Left, right, then left, then right – we did a whole lot of twisting on the roads of Panaji. There came a moment which baffled me completely.
Never ever in my life, I’d seen such a natural beauty. What, you ask? A straight thin one-way road, with plantation of tall coconut trees on either side at the periphery and both sides, were covered by the river and lush greenery. And no it wasn’t a bridge or a flyover – it was a proper road, on the ground and you could see the reflections from the sky very clearly.
I wanted to stop and photograph it for a lifetime. But then again, we were in haste and I did not want to be left behind.
St. Basilica and the ASI building
St. Basilica is an old and massive church in Goa coming from the time when Portugals ruled over Goa. It has a very controversial history – quite a disturbing one. You can read more about it here.

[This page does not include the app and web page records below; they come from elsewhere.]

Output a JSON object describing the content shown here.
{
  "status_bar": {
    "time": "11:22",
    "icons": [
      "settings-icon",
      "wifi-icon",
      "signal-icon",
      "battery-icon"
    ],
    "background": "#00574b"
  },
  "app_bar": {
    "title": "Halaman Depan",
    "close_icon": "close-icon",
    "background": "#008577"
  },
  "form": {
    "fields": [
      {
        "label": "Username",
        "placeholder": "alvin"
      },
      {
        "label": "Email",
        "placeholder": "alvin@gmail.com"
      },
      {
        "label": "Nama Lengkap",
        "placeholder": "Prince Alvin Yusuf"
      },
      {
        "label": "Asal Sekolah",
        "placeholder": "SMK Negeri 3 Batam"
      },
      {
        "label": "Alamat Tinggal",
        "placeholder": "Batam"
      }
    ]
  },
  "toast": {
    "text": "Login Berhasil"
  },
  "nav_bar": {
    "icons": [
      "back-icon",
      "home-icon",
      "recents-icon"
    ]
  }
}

The huge structure of the church gives a treat to the eyes. One could even see the same size building of ASI right in front of it, on another side of the road. Both extremely photogenic.
We were lucky to attend a marriage going inside the church for the first time in our lives. The church walls were full of the sayings of Mother Teressa.
The church also comes under the umbrella of world heritage sites.
Leaving Goa: From Vasco to Jhansi
A great deal of time has been spent. And now it was around 7 pm, high time to reach the station otherwise we’d miss the train. The station sits approximately 40 km from Panaji and so we wanted no risks.
Anyway, this was our short trip to Goa – in fact, North Goa. South Goa – we’ll be coming for you, and your readers don’t forget to catch us along. Pinky promise? Subscribe now.
Do tell me what was the funniest/horrific thing that happened to you on your Goa trip?
As I told you mine was that incident with the traffic police. I think I’m not brave. Lol.
You say now?